(Items from a data source)
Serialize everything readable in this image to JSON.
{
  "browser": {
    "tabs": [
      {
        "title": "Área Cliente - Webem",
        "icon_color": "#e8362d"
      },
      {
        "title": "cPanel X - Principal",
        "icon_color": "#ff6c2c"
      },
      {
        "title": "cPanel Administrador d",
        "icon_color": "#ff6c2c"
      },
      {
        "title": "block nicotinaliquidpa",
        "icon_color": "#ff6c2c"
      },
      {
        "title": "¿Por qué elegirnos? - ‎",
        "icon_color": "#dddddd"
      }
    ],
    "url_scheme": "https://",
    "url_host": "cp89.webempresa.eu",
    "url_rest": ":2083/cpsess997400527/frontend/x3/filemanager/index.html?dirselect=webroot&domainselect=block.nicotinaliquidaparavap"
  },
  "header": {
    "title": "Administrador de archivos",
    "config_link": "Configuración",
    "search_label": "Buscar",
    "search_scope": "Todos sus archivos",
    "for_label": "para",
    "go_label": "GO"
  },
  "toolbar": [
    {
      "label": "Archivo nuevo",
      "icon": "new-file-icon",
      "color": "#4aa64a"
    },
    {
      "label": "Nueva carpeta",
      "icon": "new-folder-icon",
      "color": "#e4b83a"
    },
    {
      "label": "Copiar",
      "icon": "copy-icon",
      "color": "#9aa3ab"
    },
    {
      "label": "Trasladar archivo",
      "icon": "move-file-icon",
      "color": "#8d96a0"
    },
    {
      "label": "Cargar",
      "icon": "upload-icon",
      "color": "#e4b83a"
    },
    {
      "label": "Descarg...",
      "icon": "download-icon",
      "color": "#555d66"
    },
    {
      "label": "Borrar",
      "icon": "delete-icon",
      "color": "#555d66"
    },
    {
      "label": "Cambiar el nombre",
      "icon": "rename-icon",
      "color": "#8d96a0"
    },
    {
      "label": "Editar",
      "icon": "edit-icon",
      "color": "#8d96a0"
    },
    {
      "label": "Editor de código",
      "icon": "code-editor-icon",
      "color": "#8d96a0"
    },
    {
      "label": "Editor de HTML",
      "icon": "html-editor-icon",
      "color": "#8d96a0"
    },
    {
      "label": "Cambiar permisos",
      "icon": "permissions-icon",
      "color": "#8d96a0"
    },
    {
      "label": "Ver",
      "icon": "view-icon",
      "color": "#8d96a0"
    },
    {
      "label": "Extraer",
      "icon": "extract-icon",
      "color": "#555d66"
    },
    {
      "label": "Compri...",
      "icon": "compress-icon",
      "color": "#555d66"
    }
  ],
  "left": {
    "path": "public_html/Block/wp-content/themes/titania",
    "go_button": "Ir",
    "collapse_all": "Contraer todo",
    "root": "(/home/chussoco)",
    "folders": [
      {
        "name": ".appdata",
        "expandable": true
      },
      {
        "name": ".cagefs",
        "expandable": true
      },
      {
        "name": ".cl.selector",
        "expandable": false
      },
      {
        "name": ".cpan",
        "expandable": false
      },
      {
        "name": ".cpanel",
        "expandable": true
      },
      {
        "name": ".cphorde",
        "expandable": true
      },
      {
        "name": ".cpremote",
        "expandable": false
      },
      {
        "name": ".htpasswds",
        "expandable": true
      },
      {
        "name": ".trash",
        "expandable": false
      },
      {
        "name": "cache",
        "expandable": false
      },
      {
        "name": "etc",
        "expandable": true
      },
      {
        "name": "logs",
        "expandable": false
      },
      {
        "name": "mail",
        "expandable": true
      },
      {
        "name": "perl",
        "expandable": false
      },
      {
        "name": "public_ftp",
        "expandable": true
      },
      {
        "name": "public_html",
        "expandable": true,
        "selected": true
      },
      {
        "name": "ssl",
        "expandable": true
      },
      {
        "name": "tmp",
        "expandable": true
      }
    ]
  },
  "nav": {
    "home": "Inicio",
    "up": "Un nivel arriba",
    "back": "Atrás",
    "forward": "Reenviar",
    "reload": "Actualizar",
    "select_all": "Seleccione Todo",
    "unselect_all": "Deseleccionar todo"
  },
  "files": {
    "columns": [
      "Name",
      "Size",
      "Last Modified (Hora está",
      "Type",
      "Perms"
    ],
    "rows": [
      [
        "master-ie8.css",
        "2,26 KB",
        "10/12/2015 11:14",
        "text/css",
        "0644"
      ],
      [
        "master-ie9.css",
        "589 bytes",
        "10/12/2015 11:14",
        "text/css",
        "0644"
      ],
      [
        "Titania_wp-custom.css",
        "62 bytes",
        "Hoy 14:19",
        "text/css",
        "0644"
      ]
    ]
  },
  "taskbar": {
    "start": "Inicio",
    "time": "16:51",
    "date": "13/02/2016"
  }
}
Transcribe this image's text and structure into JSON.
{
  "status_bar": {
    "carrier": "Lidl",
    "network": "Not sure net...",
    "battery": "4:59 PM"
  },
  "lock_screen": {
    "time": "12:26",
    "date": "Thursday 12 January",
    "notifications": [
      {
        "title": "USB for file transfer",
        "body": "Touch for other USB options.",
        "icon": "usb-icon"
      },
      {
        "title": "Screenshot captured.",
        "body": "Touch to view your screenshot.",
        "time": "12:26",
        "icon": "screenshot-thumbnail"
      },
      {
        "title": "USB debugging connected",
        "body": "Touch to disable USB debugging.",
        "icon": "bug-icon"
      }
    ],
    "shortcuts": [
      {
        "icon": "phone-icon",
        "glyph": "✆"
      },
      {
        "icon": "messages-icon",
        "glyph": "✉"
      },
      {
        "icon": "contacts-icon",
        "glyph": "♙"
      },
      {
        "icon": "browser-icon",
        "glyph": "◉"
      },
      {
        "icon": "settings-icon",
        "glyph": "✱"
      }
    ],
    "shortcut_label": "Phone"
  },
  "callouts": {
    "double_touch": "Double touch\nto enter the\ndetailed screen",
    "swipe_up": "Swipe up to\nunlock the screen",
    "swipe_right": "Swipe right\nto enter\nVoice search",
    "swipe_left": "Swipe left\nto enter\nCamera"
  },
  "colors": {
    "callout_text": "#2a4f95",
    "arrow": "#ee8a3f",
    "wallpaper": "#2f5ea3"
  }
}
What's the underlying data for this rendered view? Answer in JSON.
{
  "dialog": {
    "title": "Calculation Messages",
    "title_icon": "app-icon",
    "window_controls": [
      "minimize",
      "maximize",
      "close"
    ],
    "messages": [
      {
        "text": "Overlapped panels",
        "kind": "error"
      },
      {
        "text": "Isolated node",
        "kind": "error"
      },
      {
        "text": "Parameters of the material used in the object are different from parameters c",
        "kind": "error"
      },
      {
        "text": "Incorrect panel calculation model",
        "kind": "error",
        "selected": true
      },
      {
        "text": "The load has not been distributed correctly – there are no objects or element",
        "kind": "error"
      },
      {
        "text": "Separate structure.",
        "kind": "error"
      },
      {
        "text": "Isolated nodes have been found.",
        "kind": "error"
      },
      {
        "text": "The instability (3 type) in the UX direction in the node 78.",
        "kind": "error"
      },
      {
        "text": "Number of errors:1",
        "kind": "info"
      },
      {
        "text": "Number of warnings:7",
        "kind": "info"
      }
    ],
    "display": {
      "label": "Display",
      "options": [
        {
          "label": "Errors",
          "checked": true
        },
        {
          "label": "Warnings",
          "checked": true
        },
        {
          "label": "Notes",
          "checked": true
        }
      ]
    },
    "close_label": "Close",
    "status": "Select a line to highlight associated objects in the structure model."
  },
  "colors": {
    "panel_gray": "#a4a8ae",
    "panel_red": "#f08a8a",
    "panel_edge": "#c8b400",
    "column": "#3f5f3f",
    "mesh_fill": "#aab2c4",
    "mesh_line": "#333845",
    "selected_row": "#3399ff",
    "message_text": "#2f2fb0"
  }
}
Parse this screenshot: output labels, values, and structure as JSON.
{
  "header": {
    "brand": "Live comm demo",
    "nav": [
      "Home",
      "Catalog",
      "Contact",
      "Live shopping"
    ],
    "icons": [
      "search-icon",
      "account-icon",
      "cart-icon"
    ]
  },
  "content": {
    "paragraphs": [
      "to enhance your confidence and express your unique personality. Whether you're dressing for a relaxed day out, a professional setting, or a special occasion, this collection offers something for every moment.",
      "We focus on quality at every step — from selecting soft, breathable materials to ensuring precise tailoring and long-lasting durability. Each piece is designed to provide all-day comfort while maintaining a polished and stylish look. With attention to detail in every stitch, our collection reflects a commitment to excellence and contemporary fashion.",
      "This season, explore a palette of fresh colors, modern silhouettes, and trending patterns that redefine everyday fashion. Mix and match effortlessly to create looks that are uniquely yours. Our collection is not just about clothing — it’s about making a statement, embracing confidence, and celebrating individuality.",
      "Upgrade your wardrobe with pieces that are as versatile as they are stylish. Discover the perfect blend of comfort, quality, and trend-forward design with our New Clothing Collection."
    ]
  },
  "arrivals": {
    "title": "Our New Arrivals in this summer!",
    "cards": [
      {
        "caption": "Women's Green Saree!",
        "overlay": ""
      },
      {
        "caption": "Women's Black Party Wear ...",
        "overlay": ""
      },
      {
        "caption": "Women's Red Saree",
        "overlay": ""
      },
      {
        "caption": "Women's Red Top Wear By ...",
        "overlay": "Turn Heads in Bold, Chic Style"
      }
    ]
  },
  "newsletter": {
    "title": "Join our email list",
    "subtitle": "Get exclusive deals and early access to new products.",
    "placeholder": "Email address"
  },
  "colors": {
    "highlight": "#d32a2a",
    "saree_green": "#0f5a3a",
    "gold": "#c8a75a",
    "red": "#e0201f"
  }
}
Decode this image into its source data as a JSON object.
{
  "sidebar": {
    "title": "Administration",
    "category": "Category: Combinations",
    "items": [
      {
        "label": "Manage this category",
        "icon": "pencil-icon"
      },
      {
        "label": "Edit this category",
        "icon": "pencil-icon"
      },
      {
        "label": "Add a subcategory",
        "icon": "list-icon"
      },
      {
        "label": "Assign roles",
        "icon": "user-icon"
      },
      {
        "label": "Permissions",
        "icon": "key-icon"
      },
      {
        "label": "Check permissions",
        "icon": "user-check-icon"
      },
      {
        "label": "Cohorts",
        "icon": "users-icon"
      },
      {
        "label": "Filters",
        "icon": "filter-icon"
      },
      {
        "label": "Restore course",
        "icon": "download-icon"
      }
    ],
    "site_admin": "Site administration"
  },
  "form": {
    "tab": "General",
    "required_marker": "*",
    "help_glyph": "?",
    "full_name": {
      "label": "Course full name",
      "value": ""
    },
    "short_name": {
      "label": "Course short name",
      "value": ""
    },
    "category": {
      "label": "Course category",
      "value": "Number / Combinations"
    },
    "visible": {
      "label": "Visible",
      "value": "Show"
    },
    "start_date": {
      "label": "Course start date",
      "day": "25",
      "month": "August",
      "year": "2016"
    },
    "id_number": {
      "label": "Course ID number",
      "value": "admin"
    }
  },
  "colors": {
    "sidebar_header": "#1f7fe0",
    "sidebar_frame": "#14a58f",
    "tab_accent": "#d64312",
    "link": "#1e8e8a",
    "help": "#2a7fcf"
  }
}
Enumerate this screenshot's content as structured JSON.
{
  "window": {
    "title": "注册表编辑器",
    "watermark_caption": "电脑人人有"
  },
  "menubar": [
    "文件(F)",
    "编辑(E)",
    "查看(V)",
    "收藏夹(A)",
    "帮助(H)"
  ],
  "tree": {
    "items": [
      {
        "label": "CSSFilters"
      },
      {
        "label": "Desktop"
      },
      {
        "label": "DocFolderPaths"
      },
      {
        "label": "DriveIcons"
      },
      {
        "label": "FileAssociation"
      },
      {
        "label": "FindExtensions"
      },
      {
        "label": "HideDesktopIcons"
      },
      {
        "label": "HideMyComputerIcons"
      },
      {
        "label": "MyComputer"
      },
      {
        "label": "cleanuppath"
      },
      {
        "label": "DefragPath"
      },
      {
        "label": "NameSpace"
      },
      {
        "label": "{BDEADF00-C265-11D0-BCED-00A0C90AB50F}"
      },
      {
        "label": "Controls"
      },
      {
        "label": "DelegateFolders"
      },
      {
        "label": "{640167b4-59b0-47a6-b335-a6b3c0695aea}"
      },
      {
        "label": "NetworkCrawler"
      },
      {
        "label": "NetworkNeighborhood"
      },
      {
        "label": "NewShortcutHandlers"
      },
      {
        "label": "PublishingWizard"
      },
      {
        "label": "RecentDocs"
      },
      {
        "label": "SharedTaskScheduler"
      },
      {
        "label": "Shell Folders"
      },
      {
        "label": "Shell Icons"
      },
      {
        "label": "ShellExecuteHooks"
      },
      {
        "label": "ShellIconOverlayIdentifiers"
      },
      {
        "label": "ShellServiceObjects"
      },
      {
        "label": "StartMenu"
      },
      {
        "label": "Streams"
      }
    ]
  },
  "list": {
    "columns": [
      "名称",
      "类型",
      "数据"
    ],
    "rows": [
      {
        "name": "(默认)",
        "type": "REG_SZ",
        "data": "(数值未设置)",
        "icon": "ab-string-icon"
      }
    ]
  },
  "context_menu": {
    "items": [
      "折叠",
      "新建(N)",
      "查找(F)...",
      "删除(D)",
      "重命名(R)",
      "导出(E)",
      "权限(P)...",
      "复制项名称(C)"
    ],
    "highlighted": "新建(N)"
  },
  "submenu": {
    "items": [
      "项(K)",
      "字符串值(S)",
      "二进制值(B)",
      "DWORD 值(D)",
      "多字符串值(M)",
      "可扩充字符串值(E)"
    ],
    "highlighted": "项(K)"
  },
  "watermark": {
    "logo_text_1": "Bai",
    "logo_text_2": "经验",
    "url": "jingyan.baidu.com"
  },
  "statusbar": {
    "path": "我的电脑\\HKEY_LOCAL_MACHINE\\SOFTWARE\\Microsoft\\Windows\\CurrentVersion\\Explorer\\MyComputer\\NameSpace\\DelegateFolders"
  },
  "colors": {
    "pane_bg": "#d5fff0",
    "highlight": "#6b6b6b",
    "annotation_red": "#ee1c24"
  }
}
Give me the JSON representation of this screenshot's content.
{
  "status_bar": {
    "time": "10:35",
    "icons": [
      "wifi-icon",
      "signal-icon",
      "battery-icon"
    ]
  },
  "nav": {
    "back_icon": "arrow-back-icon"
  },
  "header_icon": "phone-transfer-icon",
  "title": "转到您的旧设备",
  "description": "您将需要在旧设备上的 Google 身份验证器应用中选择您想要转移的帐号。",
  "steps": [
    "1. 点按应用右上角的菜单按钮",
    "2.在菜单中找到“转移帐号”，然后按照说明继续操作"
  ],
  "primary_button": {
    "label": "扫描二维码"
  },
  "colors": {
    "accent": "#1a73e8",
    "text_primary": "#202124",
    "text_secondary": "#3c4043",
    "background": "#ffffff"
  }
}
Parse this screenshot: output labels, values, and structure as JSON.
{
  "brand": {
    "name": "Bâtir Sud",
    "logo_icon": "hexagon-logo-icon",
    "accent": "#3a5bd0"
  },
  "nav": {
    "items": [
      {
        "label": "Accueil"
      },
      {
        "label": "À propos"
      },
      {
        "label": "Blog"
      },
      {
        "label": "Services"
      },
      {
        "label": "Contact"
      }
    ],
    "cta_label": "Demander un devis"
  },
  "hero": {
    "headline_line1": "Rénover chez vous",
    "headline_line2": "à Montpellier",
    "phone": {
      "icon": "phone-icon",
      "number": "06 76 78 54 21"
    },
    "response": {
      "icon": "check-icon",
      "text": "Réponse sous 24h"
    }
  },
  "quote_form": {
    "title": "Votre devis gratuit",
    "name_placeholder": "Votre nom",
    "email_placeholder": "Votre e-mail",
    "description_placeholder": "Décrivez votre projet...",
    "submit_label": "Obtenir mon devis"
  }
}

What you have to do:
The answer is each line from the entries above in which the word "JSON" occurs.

Result of this exercise:
Serialize everything readable in this image to JSON.
Transcribe this image's text and structure into JSON.
What's the underlying data for this rendered view? Answer in JSON.
Parse this screenshot: output labels, values, and structure as JSON.
Decode this image into its source data as a JSON object.
Enumerate this screenshot's content as structured JSON.
Give me the JSON representation of this screenshot's content.
Parse this screenshot: output labels, values, and structure as JSON.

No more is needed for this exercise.